[Data excerpts]
::::

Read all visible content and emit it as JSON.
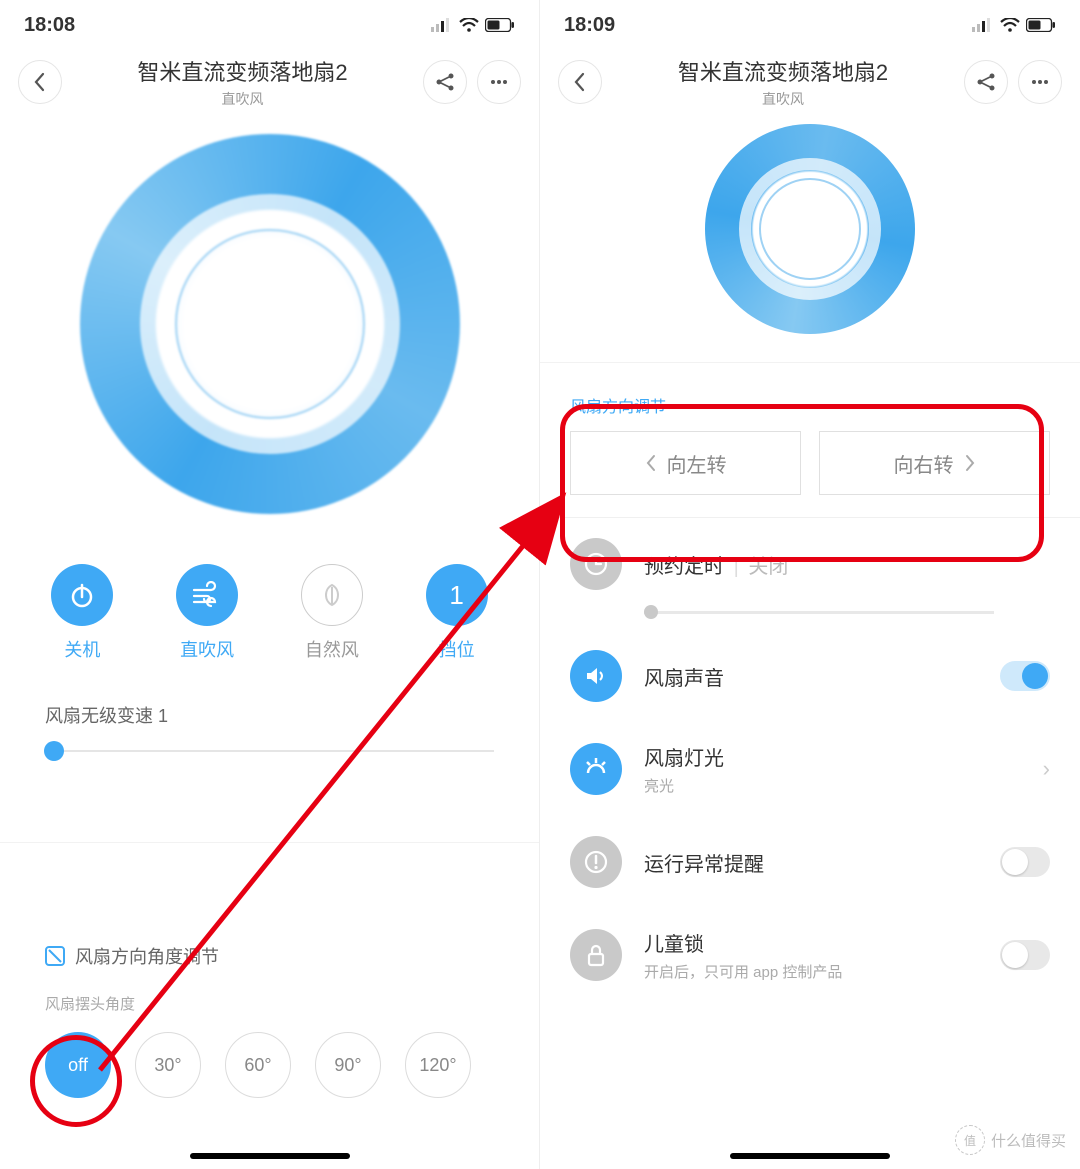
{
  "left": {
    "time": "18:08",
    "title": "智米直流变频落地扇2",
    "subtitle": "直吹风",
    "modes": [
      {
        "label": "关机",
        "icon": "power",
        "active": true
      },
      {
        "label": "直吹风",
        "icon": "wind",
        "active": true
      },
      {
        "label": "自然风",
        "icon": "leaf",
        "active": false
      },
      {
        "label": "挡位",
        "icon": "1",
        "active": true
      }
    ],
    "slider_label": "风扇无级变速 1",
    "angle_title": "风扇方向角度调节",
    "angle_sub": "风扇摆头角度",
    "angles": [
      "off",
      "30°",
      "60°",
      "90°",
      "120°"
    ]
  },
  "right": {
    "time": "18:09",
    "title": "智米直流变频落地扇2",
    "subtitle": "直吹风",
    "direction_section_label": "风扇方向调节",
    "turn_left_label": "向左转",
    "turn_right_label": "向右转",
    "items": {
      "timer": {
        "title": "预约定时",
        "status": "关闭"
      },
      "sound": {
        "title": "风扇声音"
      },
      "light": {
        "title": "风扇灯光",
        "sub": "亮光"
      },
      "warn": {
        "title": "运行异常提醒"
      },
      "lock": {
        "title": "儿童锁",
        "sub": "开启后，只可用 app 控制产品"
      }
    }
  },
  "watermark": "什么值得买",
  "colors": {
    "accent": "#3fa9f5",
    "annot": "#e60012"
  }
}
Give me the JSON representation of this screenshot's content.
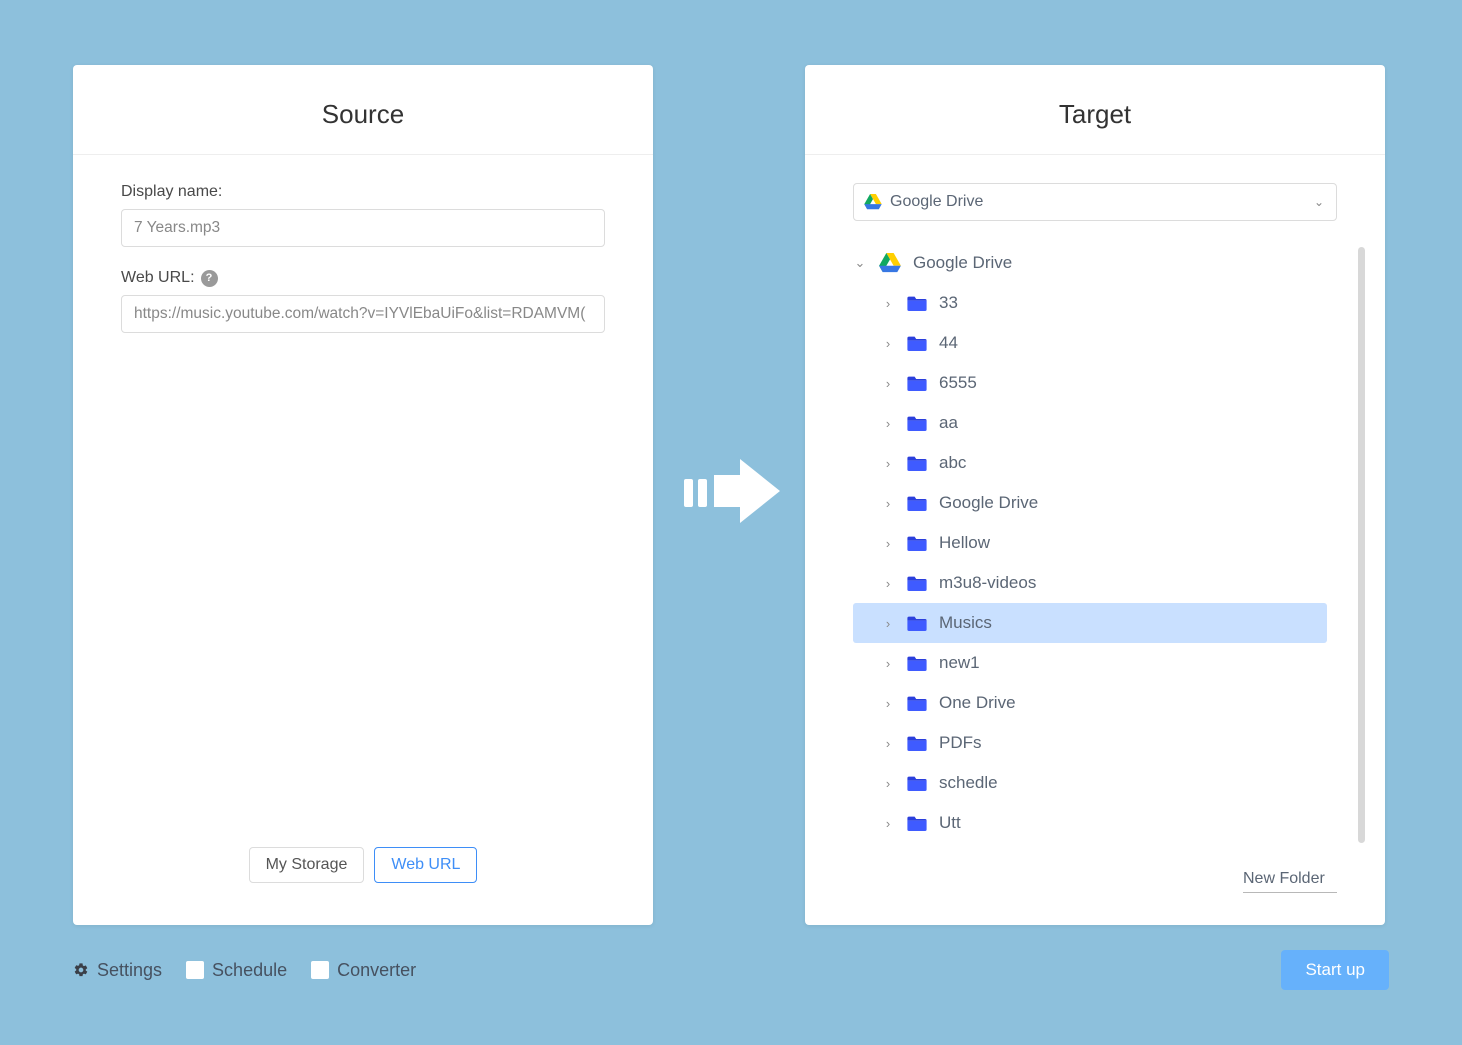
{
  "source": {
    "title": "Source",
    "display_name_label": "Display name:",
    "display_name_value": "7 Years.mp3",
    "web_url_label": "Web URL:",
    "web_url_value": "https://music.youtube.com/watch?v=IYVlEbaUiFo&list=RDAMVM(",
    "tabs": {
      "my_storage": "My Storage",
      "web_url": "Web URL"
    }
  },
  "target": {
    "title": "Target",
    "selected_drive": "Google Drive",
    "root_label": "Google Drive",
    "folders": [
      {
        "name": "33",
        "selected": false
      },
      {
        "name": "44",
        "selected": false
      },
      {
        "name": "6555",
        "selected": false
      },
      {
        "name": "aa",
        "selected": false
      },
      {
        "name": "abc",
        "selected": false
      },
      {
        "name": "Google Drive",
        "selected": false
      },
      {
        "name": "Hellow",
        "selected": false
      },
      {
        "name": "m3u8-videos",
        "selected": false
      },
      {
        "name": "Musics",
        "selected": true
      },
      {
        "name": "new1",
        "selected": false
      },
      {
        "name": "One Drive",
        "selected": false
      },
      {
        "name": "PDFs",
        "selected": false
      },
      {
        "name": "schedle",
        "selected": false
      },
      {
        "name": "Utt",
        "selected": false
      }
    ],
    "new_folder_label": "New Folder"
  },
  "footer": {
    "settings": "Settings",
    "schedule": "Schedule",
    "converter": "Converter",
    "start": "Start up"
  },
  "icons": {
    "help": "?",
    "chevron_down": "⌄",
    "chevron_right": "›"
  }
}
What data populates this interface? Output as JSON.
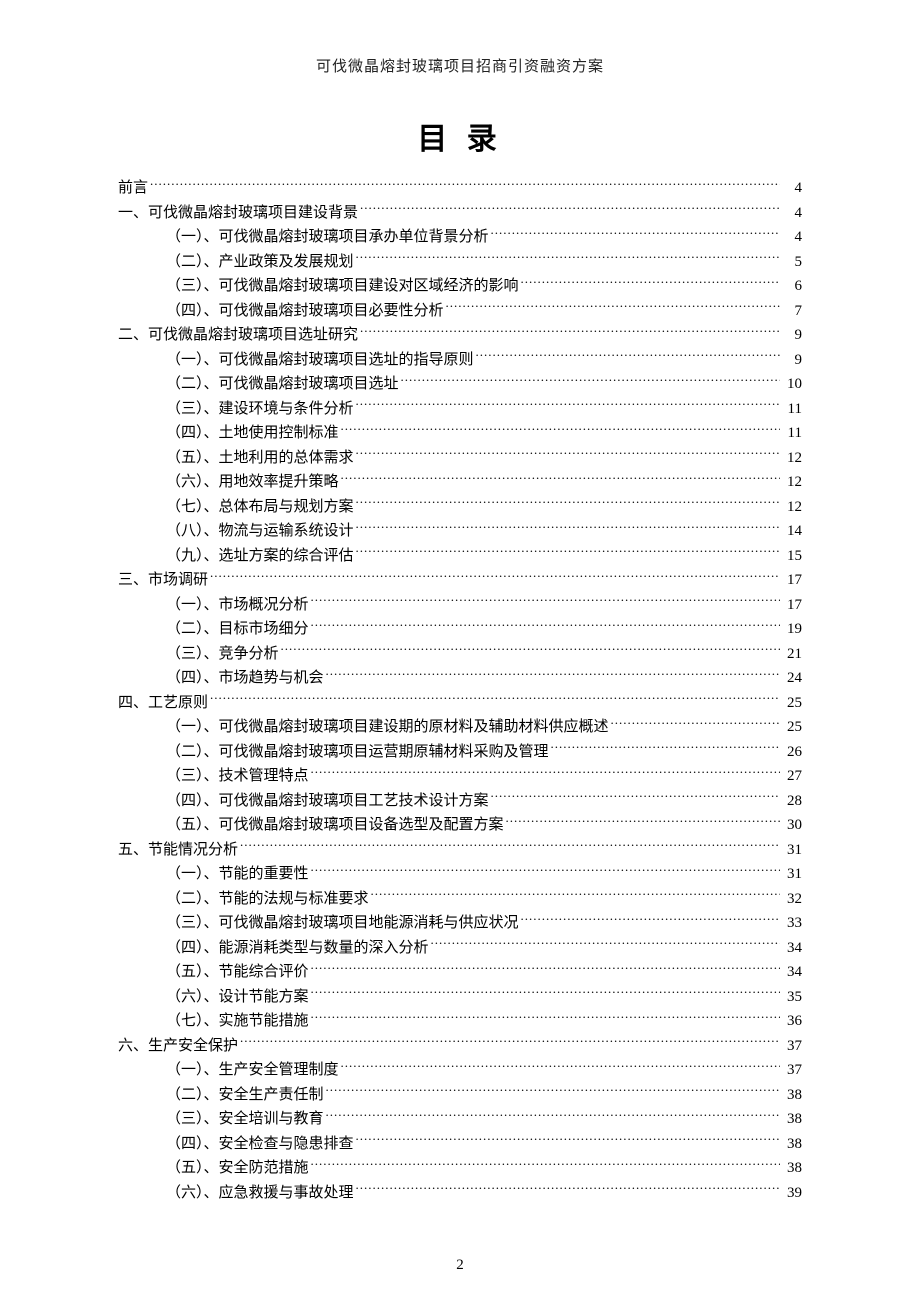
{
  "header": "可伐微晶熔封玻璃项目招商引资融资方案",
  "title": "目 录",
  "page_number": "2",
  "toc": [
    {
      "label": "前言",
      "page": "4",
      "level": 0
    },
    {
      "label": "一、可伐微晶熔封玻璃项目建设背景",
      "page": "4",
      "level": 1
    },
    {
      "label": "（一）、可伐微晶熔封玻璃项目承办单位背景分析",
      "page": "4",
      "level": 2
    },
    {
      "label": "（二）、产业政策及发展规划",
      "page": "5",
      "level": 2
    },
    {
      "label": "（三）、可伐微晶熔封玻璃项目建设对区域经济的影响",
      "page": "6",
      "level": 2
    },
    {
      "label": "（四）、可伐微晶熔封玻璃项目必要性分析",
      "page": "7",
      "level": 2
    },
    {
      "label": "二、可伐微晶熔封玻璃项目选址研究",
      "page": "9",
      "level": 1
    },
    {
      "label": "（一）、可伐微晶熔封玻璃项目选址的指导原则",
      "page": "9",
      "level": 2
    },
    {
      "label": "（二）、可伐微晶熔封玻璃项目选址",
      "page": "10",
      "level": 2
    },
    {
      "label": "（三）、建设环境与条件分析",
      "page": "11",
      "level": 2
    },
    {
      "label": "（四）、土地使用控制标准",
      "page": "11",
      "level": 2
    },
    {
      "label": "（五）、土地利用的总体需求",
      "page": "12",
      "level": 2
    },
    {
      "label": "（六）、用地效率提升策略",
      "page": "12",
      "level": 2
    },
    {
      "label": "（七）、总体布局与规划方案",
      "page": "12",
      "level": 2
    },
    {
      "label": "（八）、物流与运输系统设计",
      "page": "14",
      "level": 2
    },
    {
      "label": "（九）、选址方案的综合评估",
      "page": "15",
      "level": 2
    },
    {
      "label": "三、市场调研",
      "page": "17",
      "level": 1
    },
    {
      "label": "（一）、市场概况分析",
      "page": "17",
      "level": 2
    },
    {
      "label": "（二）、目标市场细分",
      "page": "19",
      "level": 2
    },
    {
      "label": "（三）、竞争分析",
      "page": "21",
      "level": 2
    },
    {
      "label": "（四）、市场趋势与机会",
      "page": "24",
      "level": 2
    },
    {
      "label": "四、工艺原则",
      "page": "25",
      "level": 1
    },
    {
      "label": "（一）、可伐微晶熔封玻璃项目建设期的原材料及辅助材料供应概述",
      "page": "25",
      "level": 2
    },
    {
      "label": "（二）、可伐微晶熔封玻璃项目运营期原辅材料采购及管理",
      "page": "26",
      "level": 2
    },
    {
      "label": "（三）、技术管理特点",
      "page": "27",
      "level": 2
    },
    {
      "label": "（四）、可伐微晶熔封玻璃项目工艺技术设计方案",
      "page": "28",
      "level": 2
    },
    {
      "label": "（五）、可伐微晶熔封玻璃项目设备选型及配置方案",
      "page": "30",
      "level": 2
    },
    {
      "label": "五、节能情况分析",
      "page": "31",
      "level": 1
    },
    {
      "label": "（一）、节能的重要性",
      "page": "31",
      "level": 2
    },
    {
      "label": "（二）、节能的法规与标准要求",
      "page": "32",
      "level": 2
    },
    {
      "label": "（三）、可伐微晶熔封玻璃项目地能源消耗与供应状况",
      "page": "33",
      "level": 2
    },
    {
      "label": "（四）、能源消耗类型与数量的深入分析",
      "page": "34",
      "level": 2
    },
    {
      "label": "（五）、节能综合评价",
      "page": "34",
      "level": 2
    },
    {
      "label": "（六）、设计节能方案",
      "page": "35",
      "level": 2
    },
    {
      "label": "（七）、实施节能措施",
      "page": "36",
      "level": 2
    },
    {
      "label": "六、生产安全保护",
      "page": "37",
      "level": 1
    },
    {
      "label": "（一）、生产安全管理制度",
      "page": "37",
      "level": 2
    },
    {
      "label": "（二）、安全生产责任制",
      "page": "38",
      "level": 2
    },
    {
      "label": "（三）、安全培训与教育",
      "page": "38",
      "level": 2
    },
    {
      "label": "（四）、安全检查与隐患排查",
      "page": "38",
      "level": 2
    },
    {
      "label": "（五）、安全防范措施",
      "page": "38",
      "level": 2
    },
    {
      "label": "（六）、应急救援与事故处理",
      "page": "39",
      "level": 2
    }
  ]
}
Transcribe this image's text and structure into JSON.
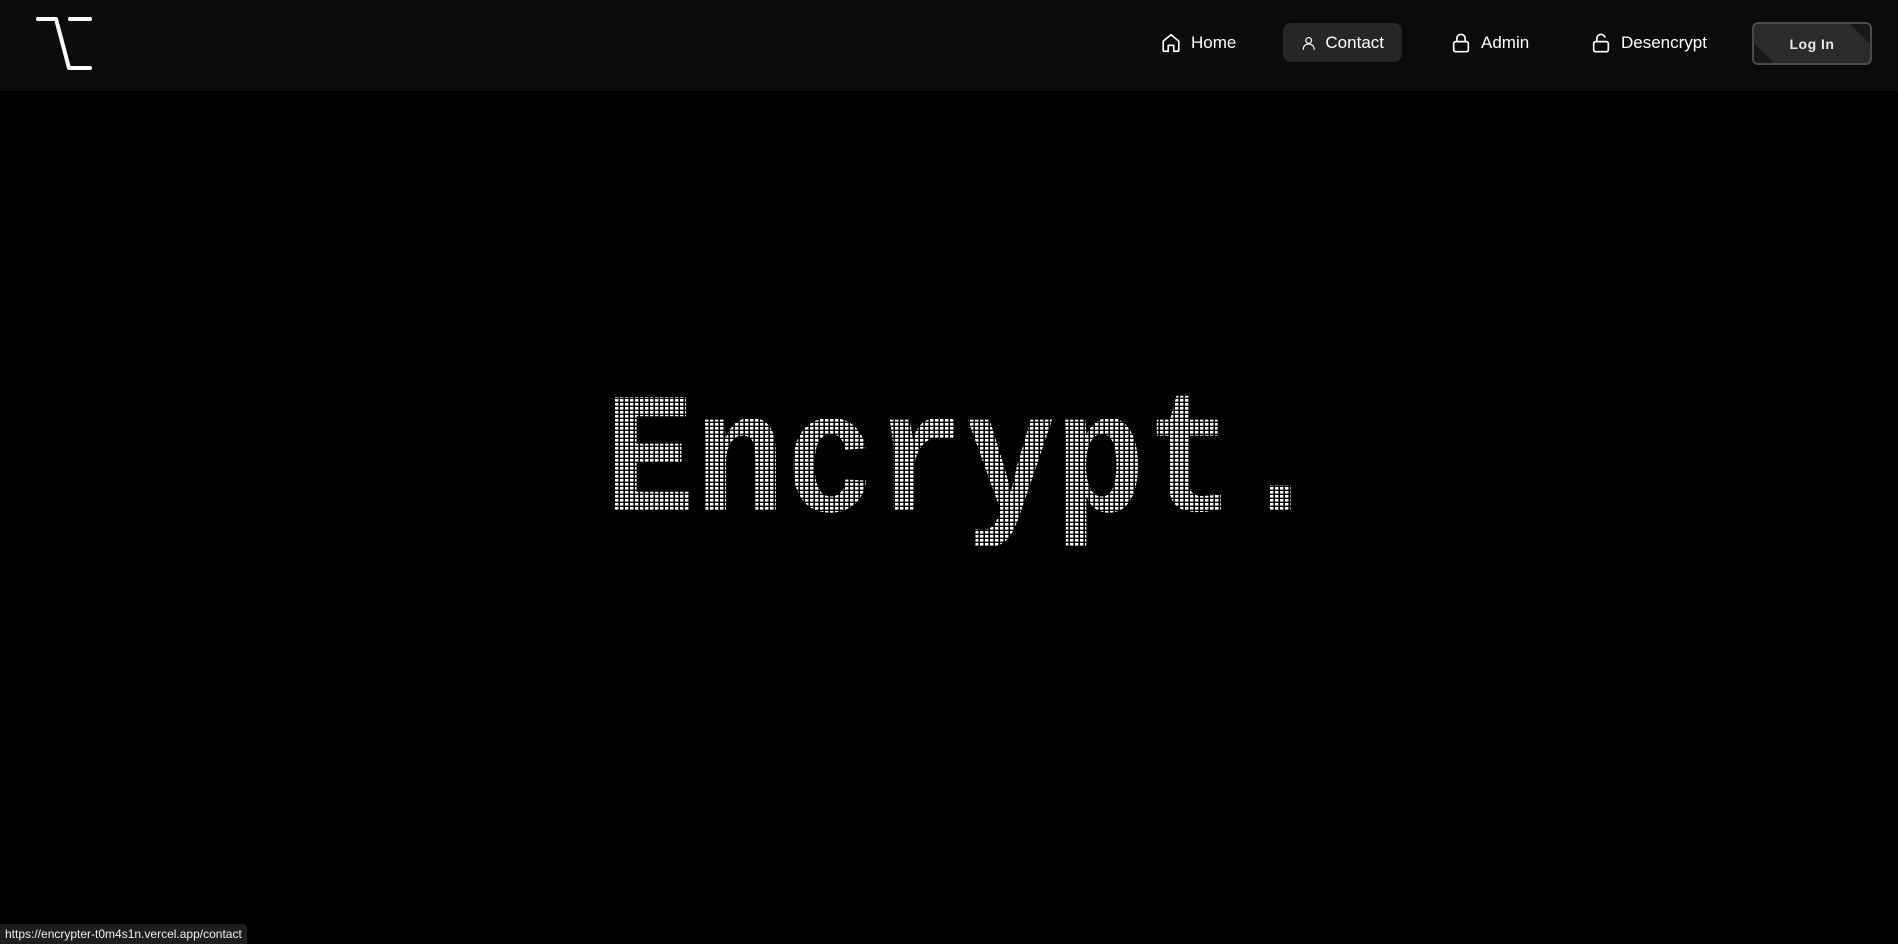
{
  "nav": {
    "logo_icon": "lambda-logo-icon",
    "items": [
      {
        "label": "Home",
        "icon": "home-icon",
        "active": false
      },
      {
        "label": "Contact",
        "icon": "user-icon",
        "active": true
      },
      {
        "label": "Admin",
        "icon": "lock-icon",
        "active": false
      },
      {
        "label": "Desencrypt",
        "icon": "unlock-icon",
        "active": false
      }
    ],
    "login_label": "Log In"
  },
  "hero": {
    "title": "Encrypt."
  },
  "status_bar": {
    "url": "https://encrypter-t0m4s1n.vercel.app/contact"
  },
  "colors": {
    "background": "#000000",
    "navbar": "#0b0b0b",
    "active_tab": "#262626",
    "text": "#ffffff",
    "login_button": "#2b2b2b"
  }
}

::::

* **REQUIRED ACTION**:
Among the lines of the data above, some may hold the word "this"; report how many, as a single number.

* **WRITTEN ANSWER**:
3